:: TASK DIRECTIONS ::
Return every line of the data below, exactly.

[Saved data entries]
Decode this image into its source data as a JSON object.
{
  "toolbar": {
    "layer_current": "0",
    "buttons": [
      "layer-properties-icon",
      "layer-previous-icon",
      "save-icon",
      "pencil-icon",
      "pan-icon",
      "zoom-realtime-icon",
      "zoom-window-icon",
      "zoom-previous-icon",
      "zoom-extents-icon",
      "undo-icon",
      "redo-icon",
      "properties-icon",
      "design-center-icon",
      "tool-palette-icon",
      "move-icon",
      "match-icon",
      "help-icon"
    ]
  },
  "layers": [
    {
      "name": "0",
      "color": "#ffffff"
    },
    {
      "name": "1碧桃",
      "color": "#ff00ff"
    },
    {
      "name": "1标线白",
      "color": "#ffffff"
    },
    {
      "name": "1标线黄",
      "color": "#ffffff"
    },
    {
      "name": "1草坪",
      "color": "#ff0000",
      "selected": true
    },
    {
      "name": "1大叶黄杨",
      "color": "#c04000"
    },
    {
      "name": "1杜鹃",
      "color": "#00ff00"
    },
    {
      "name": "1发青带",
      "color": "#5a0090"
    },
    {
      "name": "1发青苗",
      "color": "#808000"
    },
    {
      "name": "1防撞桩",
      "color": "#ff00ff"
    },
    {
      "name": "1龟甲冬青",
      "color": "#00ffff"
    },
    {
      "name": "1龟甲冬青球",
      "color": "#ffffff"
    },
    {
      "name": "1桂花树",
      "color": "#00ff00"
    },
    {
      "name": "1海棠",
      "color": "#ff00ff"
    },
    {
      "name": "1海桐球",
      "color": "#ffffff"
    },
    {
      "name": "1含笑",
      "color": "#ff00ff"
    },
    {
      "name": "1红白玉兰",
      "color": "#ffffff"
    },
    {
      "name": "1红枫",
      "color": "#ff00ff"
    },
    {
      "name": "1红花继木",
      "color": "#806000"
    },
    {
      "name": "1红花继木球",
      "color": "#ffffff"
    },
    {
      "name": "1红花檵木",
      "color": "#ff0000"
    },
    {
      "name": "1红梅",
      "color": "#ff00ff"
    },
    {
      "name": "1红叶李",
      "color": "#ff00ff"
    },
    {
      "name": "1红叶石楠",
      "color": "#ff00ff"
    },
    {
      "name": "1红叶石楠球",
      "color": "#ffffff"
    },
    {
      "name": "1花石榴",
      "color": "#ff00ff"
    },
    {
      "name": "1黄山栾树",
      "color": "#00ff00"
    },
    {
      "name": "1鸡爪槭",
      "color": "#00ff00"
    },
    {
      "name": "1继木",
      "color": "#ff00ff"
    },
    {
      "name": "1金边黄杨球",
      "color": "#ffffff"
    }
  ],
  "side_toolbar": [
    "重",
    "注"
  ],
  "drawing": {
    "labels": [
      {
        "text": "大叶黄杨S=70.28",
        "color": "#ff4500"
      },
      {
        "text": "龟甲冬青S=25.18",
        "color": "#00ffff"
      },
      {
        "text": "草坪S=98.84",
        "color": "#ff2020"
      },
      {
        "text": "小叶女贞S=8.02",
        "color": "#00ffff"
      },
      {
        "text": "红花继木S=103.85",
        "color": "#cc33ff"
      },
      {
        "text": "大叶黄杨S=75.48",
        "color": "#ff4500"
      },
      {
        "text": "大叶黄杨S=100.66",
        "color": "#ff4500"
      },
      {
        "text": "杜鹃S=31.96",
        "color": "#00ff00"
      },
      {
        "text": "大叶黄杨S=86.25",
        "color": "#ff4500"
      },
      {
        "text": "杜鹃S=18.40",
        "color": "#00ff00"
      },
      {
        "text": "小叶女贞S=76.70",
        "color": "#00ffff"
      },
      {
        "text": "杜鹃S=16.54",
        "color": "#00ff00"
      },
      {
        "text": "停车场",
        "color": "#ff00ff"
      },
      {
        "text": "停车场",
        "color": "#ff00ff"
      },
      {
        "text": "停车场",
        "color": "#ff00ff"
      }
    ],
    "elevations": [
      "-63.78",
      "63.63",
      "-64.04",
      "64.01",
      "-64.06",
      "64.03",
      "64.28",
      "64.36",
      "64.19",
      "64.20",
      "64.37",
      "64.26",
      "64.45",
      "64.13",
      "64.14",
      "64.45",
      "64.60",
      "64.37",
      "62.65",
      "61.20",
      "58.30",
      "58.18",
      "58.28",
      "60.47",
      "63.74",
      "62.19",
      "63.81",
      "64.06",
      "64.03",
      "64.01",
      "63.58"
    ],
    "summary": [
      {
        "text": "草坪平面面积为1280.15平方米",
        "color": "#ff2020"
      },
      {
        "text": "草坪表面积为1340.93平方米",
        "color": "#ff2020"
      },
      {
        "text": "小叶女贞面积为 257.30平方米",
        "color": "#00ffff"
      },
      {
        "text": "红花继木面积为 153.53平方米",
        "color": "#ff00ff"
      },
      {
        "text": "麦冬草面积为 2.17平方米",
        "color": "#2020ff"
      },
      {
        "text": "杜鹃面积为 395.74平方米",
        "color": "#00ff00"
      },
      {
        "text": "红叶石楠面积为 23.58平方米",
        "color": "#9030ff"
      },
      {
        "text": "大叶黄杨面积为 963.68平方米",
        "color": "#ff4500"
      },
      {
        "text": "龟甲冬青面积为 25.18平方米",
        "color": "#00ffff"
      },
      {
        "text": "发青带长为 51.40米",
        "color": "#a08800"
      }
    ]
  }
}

:: OUTPUT BELOW ::
Decode this image into its source data as a JSON object.
{
  "toolbar": {
    "layer_current": "0",
    "buttons": [
      "layer-properties-icon",
      "layer-previous-icon",
      "save-icon",
      "pencil-icon",
      "pan-icon",
      "zoom-realtime-icon",
      "zoom-window-icon",
      "zoom-previous-icon",
      "zoom-extents-icon",
      "undo-icon",
      "redo-icon",
      "properties-icon",
      "design-center-icon",
      "tool-palette-icon",
      "move-icon",
      "match-icon",
      "help-icon"
    ]
  },
  "layers": [
    {
      "name": "0",
      "color": "#ffffff"
    },
    {
      "name": "1碧桃",
      "color": "#ff00ff"
    },
    {
      "name": "1标线白",
      "color": "#ffffff"
    },
    {
      "name": "1标线黄",
      "color": "#ffffff"
    },
    {
      "name": "1草坪",
      "color": "#ff0000",
      "selected": true
    },
    {
      "name": "1大叶黄杨",
      "color": "#c04000"
    },
    {
      "name": "1杜鹃",
      "color": "#00ff00"
    },
    {
      "name": "1发青带",
      "color": "#5a0090"
    },
    {
      "name": "1发青苗",
      "color": "#808000"
    },
    {
      "name": "1防撞桩",
      "color": "#ff00ff"
    },
    {
      "name": "1龟甲冬青",
      "color": "#00ffff"
    },
    {
      "name": "1龟甲冬青球",
      "color": "#ffffff"
    },
    {
      "name": "1桂花树",
      "color": "#00ff00"
    },
    {
      "name": "1海棠",
      "color": "#ff00ff"
    },
    {
      "name": "1海桐球",
      "color": "#ffffff"
    },
    {
      "name": "1含笑",
      "color": "#ff00ff"
    },
    {
      "name": "1红白玉兰",
      "color": "#ffffff"
    },
    {
      "name": "1红枫",
      "color": "#ff00ff"
    },
    {
      "name": "1红花继木",
      "color": "#806000"
    },
    {
      "name": "1红花继木球",
      "color": "#ffffff"
    },
    {
      "name": "1红花檵木",
      "color": "#ff0000"
    },
    {
      "name": "1红梅",
      "color": "#ff00ff"
    },
    {
      "name": "1红叶李",
      "color": "#ff00ff"
    },
    {
      "name": "1红叶石楠",
      "color": "#ff00ff"
    },
    {
      "name": "1红叶石楠球",
      "color": "#ffffff"
    },
    {
      "name": "1花石榴",
      "color": "#ff00ff"
    },
    {
      "name": "1黄山栾树",
      "color": "#00ff00"
    },
    {
      "name": "1鸡爪槭",
      "color": "#00ff00"
    },
    {
      "name": "1继木",
      "color": "#ff00ff"
    },
    {
      "name": "1金边黄杨球",
      "color": "#ffffff"
    }
  ],
  "side_toolbar": [
    "重",
    "注"
  ],
  "drawing": {
    "labels": [
      {
        "text": "大叶黄杨S=70.28",
        "color": "#ff4500"
      },
      {
        "text": "龟甲冬青S=25.18",
        "color": "#00ffff"
      },
      {
        "text": "草坪S=98.84",
        "color": "#ff2020"
      },
      {
        "text": "小叶女贞S=8.02",
        "color": "#00ffff"
      },
      {
        "text": "红花继木S=103.85",
        "color": "#cc33ff"
      },
      {
        "text": "大叶黄杨S=75.48",
        "color": "#ff4500"
      },
      {
        "text": "大叶黄杨S=100.66",
        "color": "#ff4500"
      },
      {
        "text": "杜鹃S=31.96",
        "color": "#00ff00"
      },
      {
        "text": "大叶黄杨S=86.25",
        "color": "#ff4500"
      },
      {
        "text": "杜鹃S=18.40",
        "color": "#00ff00"
      },
      {
        "text": "小叶女贞S=76.70",
        "color": "#00ffff"
      },
      {
        "text": "杜鹃S=16.54",
        "color": "#00ff00"
      },
      {
        "text": "停车场",
        "color": "#ff00ff"
      },
      {
        "text": "停车场",
        "color": "#ff00ff"
      },
      {
        "text": "停车场",
        "color": "#ff00ff"
      }
    ],
    "elevations": [
      "-63.78",
      "63.63",
      "-64.04",
      "64.01",
      "-64.06",
      "64.03",
      "64.28",
      "64.36",
      "64.19",
      "64.20",
      "64.37",
      "64.26",
      "64.45",
      "64.13",
      "64.14",
      "64.45",
      "64.60",
      "64.37",
      "62.65",
      "61.20",
      "58.30",
      "58.18",
      "58.28",
      "60.47",
      "63.74",
      "62.19",
      "63.81",
      "64.06",
      "64.03",
      "64.01",
      "63.58"
    ],
    "summary": [
      {
        "text": "草坪平面面积为1280.15平方米",
        "color": "#ff2020"
      },
      {
        "text": "草坪表面积为1340.93平方米",
        "color": "#ff2020"
      },
      {
        "text": "小叶女贞面积为 257.30平方米",
        "color": "#00ffff"
      },
      {
        "text": "红花继木面积为 153.53平方米",
        "color": "#ff00ff"
      },
      {
        "text": "麦冬草面积为 2.17平方米",
        "color": "#2020ff"
      },
      {
        "text": "杜鹃面积为 395.74平方米",
        "color": "#00ff00"
      },
      {
        "text": "红叶石楠面积为 23.58平方米",
        "color": "#9030ff"
      },
      {
        "text": "大叶黄杨面积为 963.68平方米",
        "color": "#ff4500"
      },
      {
        "text": "龟甲冬青面积为 25.18平方米",
        "color": "#00ffff"
      },
      {
        "text": "发青带长为 51.40米",
        "color": "#a08800"
      }
    ]
  }
}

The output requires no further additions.